• Clean and adjust blower components to provide proper system airflow for greater comfort levels. Airflow problems can reduce your system's efficiency by up to 15 percent.
• Check all gas (or oil) connections, gas pressure, burner combustion and heat exchanger. Improperly operating gas (or oil) connections are a fire hazard and can contribute to health problems. A dirty burner or cracked heat exchanger causes improper burner operation. Either can cause the equipment to operate less safely and efficiently.
Actions You Can Do Yourself
• Inspect, clean, or change air filters once a month in your central air conditioner, furnace, and/or heat pump. Your contractor can show you how to do this. A dirty filter can increase energy costs and damage your equipment, leading to early failure.
November 4, 2011 3:38 pm
Americans love their wireless devices. For the first time, there are more devices (327.6 million) than Americans (315.5 million), according to CTIA-The Wireless Association's survey. People continue to use more voice minutes, text messages and data than ever before, too. As with any bill, but especially since wireless devices are used more than ever, consumers should always review their monthly wireless statement to ensure the charges are correct.
To help wireless consumers better manage their usage and prevent unexpected overage charges, CTIA and many of its provider members, along with the Federal Communications Commission, announced free alerts. More than 300 million U.S. wireless customers will be protected against potential billing surprises due to the industry's efforts. As part of CTIA's "Consumer Code for Wireless Service," wireless providers will send postpaid customers alerts on voice, data, messaging and international roaming. Two out of the four alerts will be available by October 17, 2012 and all of the alerts will be available by April 17, 2013.

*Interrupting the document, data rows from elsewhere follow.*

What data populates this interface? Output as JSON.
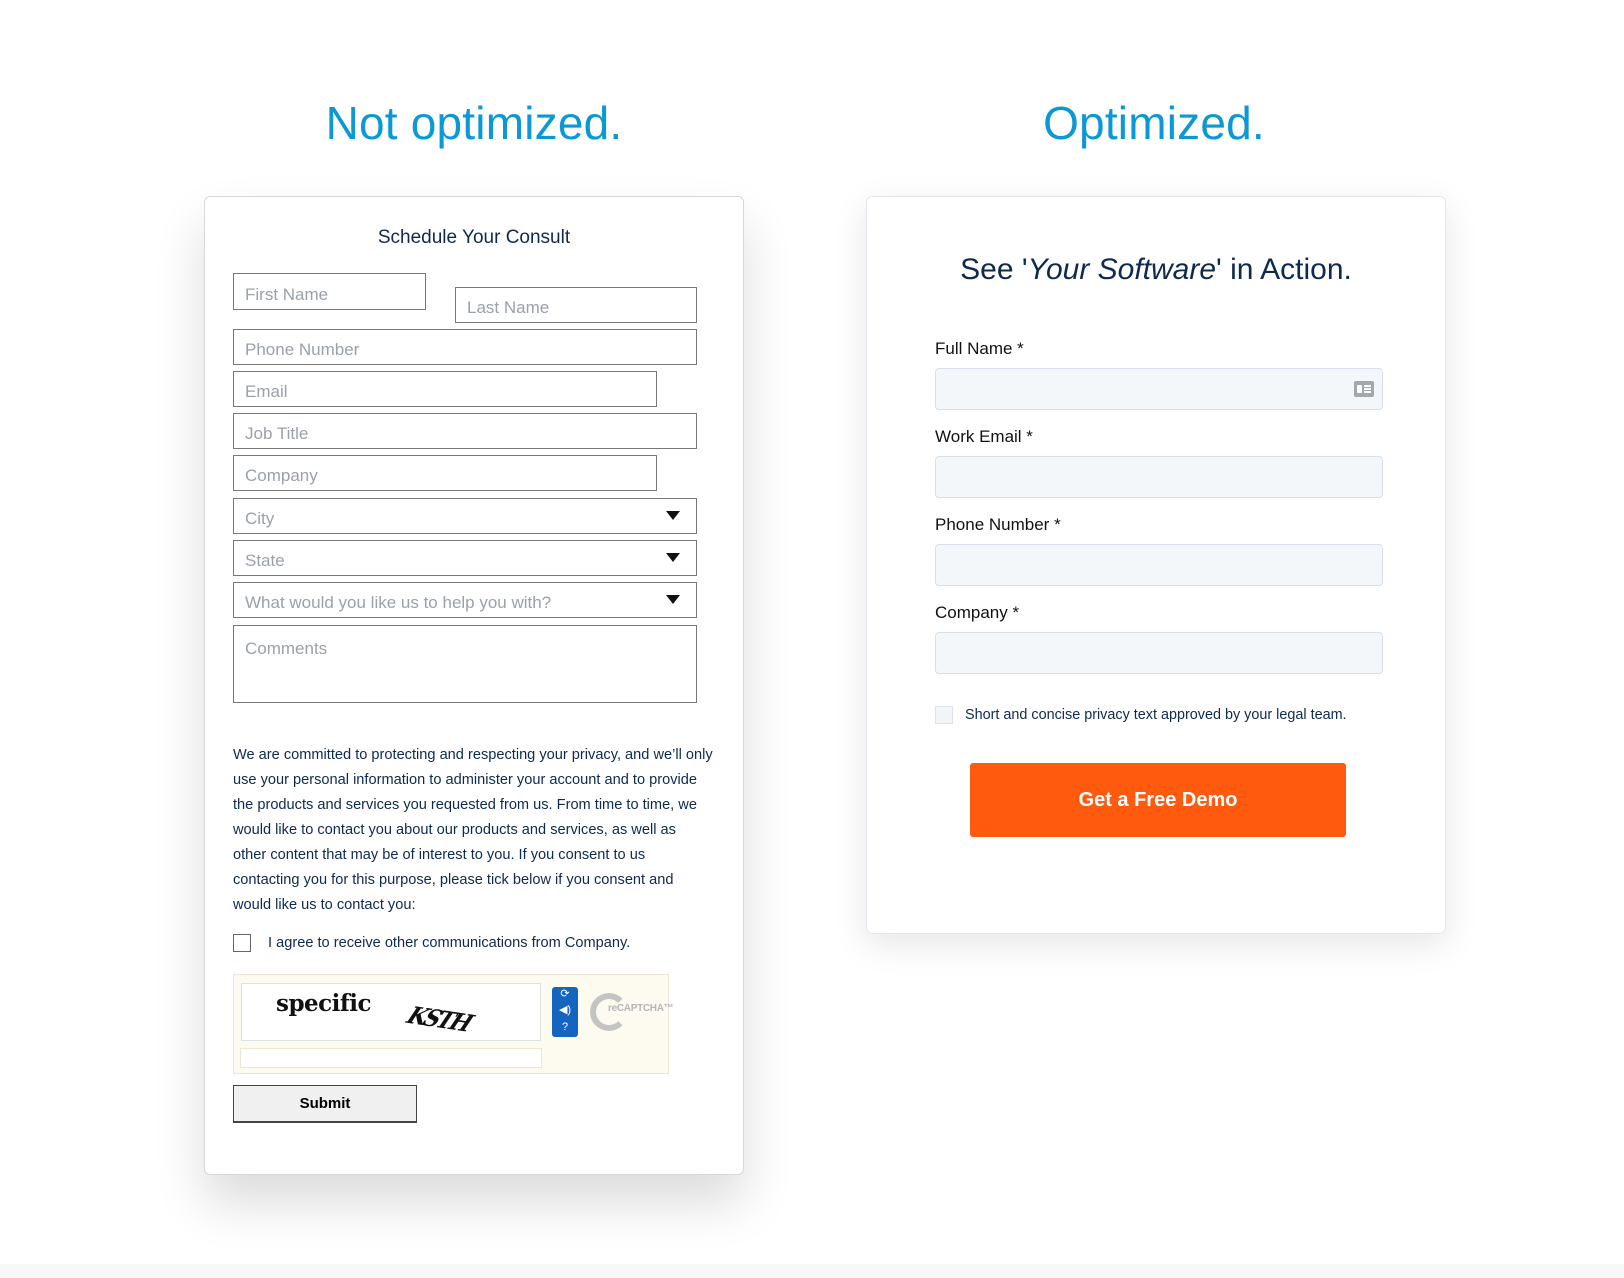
{
  "comparison": {
    "left_title": "Not optimized.",
    "right_title": "Optimized."
  },
  "colors": {
    "title_blue": "#0a99d4",
    "text_navy": "#0e2a4f",
    "cta_orange": "#ff5a0e",
    "captcha_blue": "#1565c0"
  },
  "left_form": {
    "heading": "Schedule Your Consult",
    "fields": {
      "first_name": {
        "placeholder": "First  Name"
      },
      "last_name": {
        "placeholder": "Last Name"
      },
      "phone": {
        "placeholder": "Phone Number"
      },
      "email": {
        "placeholder": "Email"
      },
      "job_title": {
        "placeholder": "Job Title"
      },
      "company": {
        "placeholder": "Company"
      },
      "city": {
        "placeholder": "City",
        "icon": "caret-down-icon"
      },
      "state": {
        "placeholder": "State",
        "icon": "caret-down-icon"
      },
      "help_with": {
        "placeholder": "What would you like us to help you with?",
        "icon": "caret-down-icon"
      },
      "comments": {
        "placeholder": "Comments"
      }
    },
    "privacy_text": "We are committed to protecting and respecting your privacy, and we’ll only use your personal information to administer your account and to provide the products and services you requested from us. From time to time, we would like to contact you about our products and services, as well as other content that may be of interest to you. If you consent to us contacting you for this purpose, please tick below if you consent and would like us to contact you:",
    "consent_label": "I agree to receive other communications from Company.",
    "consent_checked": false,
    "captcha": {
      "word1": "specific",
      "word2": "KSTH",
      "buttons": [
        {
          "icon": "refresh-icon",
          "glyph": "⟳"
        },
        {
          "icon": "audio-icon",
          "glyph": "◀)"
        },
        {
          "icon": "help-icon",
          "glyph": "?"
        }
      ],
      "logo_text": "reCAPTCHA™",
      "answer_value": ""
    },
    "submit_label": "Submit"
  },
  "right_form": {
    "heading_prefix": "See '",
    "heading_emphasis": "Your Software",
    "heading_suffix": "' in Action.",
    "fields": [
      {
        "label": "Full Name *",
        "value": "",
        "icon": "contact-card-icon"
      },
      {
        "label": "Work Email *",
        "value": ""
      },
      {
        "label": "Phone Number *",
        "value": ""
      },
      {
        "label": "Company *",
        "value": ""
      }
    ],
    "consent_label": "Short and concise privacy text approved by your legal team.",
    "consent_checked": false,
    "cta_label": "Get a Free Demo"
  }
}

Currently, many wireless providers already offer a number of free tools for customers to check on their usage. Here are some tips from CTIA and its members to help you stay in control of your monthly wireless bill.
Monitor Your Usage
All of the major wireless providers offer tools so you can keep track of your usage and know exactly how many minutes, data or text messages you've used. In addition to contacting your carrier via phone or websites, many offer shortcuts on your wireless device.
Check International Rates Before You Leave the Country
Many carriers will alert you to local rates or prompt you to call customer service when you arrive in a foreign country. The "Wireless Consumer Usage Notification Guidelines" require participating CTIA providers to inform consumers of international roaming charges when traveling abroad.
Regardless, it's a good idea to understand your plan when it comes to calls, texts and data/Internet usage. Most providers offer:
• Information on where to get the best international voice and data rates and tips and tutorials for what you can expect when using your mobile devices while traveling.
• Temporarily shut-off of your data services to prevent international data roaming.
• Mobile apps to track international use in real-time.
To see rates and availability, contact your wireless provider via phone or website.
Stay On Top of Your Family Plan
Keeping track of your family's wireless use can help prevent accidental overages. Many wireless carriers provide plan monitoring tools that let subscribers:
• Set limits on allotted minutes, messages and downloads each month.
• Set voice and messaging allowances.
• Receive free text alerts when a family member nears or reaches their limits.
• Create a list of blocked numbers to prevent unwanted calls and messages.
• Set specific times of day when a family member can't call, message or use data on their mobile devices (but calls to other account/family members and Emergency 911 are always allowed).
Spending a little time reviewing your service provider's website and using their tools, tips and plans can save you and your family money on your monthly wireless bill.
For more information visit www.blog.ctia.org.